The fall flowers were out in abundance, and several kinds of trees and brush had beautiful berries.
There is no place to park near the bridge, but with such a lovely day and such a beautiful place to walk in, I was happy to have a short hike to get to the bridge.
And then, the Big Four Bridge. I love this bridge. Both this bridge and it’s big brother in Danville make me think of my grandfather, Joseph Harris Davidson. Grandpa Joe was born in the 1880’s, and his father, James, was a cement mason that helped build both these railway bridges.
The Big Four bridge was built in 1907, just a year after the railroad bridge at Twin Bridges. My great grandfather worked on both of them. My grandpa Joe told my brother and I stories about the construction of the Big Four Bridge that his father had told him. Spooky stories. The Big Four has a reputation of being haunted. While there are several tales told of the bridge, such as a mother taking her sick baby to the doctor and falling off the bridge, there is one tale that I personally know started back when this bridge was constructed.

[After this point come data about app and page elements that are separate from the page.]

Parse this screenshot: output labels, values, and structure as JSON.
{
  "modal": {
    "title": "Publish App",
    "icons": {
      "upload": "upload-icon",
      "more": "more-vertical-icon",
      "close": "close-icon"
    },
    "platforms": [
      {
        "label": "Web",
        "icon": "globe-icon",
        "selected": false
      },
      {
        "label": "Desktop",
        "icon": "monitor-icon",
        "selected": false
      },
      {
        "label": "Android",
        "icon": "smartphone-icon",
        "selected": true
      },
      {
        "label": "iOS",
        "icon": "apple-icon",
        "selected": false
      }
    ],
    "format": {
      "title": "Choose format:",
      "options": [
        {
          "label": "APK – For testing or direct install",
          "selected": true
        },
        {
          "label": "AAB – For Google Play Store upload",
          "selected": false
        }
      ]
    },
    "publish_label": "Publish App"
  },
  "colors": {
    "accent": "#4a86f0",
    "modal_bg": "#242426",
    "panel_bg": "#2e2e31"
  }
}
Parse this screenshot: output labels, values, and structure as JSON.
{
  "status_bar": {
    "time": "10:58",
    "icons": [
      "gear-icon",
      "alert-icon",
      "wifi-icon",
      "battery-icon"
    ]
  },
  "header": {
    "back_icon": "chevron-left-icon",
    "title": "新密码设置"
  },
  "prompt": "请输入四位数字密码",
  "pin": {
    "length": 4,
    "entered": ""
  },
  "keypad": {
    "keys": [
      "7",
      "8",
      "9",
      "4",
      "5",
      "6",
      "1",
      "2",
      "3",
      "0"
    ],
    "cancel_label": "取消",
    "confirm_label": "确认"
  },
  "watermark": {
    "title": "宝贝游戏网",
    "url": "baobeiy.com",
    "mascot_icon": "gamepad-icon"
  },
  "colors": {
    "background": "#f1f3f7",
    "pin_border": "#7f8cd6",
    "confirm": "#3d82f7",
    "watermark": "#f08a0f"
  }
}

There’s a story about a worker who died during construction of the Big Four. There are variations on the theme, some say he was drunk, some say he had a hammer. Some tales say he fell off the bridge, and since he was dead, the railroad decided to inter him in the concrete and poured it over him. But that isn’t what my grandpa told me. Joe Davidson always called the worker “the man with the ax.” Grandpa said that a worker fell into the concrete when it was nearly set, and that he couldn’t be pulled out. Joe said that the man had been holding an ax, and all that could be seen of him was his arm sticking out of the concrete holding that ax. I have no idea if that is a tall tale or not, but I suspect that a worker did die in the concrete of that bridge. Whether he was holding an ax, who can say? I will note that in researching this bridge today, I did come across the very same tale that my grandfather told to me. It even went so far as to say that they sawed the worker’s arm off where it was sticking out. All I can attest to is that it is a very old story, one that came from the time when the bridge was constructed, and one my great-grandfather, who helped build the bridge, told my grandpa Joe.
If you get a chance during this glorious fall weather, take a trip to the railway bridges in Hendricks County. Go on a spooky, near-Halloween night, and maybe you’ll hear a crying baby, a weeping woman, or a man banging an ax against the concrete. And while you’re there, say hello to my great-grandfather James.